Remal Cyclone Update: Flights & Trains Cancelled In West Bengal

Cyclone Remal brought severe gusts and heavy rain to coastal areas in India and Bangladesh as it made landfall.
Remal Cyclone Update: Flights & Trains Cancelled In West Bengal

Cyclone Remal made landfall late Sunday night, bringing strong gusts and heavy rain to coastal areas in India and Bangladesh. Around midnight, the storm moved across Bangladesh's Mongla port and the neighboring Sagar Islands in West Bengal, India, with winds gusting to 135 kilometers per hour. Strong winds, rain, and flooding are forecast to continue throughout Monday as the storm travels inland and fades. Cyclone Remal smashes through Bengal, wreaking havoc and causing massive devastation. Indeed, one person died as a result of this natural disaster on Monday. Authorities have not officially released casualty estimates, but Dhaka-based Somoy TV reports that at least two people have died in Bangladesh.

In recent years, violent storms have frequently hit the low-lying coastal districts in the Bay of Bengal. Remal is the first storm to strike the region this year. On the other hand, millions of people lost power when the hurricane hit land. Bangladeshi authorities stated that they had switched off electricity in numerous regions ahead of time to avoid accidents. Some communities also lost power due to downed electricity poles and damaged lines. 

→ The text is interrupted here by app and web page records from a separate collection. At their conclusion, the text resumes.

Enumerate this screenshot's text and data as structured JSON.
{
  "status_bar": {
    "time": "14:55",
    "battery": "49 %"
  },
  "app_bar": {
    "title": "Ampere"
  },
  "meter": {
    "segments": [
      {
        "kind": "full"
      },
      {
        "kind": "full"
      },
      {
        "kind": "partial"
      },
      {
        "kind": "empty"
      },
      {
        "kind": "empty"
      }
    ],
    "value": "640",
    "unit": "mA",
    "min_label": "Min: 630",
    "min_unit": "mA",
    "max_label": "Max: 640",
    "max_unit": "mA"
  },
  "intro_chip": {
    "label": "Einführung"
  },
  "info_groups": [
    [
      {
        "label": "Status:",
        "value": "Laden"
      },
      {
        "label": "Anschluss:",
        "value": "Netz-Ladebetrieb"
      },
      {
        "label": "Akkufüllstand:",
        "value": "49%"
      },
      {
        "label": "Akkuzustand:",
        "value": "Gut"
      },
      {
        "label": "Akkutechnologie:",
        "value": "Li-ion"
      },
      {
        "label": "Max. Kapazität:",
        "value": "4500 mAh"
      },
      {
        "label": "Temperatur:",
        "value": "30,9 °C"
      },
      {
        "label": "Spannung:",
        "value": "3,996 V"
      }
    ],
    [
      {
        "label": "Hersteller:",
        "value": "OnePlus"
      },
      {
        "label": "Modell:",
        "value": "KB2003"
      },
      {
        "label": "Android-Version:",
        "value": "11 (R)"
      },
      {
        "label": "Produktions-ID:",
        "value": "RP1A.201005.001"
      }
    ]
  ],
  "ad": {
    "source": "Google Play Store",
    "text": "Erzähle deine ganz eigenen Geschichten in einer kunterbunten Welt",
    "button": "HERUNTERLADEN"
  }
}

According to TV stations, scores of coastal villages in Bangladesh were inundated as a result of the storm washing away or damaging many flood prevention barriers.Power Minister Arup Biswas of West Bengal, India, reported that the energy infrastructure had been severely damaged. He said that within the first hour of the storm, at least 356 electricity poles were uprooted and numerous transformers were damaged. Bangladesh evacuated over 800,000 people from the ports of Mongla and Chittagong, as well as nine coastal districts, to storm shelters as a preventative measure. In India, an additional 110,000 people were brought into shelters. Dhaka, Bangladesh's capital city, set up roughly 8,000 cyclone shelters and enlisted 78,000 volunteers in anticipation of the storm. The Indian Navy had ships, aircraft, divers, and medical supplies on standby.

The Sundarbans delta, the world's biggest mangrove forest shared by India and Bangladesh, suffered the most damage to its riverbanks. High tides breached defensive embankments in numerous locations. More than 450,000 people have died as a result of 12 severe cyclones that have struck Bangladesh's coastline since 1965. While the numbers are comparably low, as Bengal begins the difficult job of rehabilitation, the spirit of its people shows through, stronger than any storm. This is, and we're here to bring you the latest on Cyclone Remal's damage and ongoing recovery operations.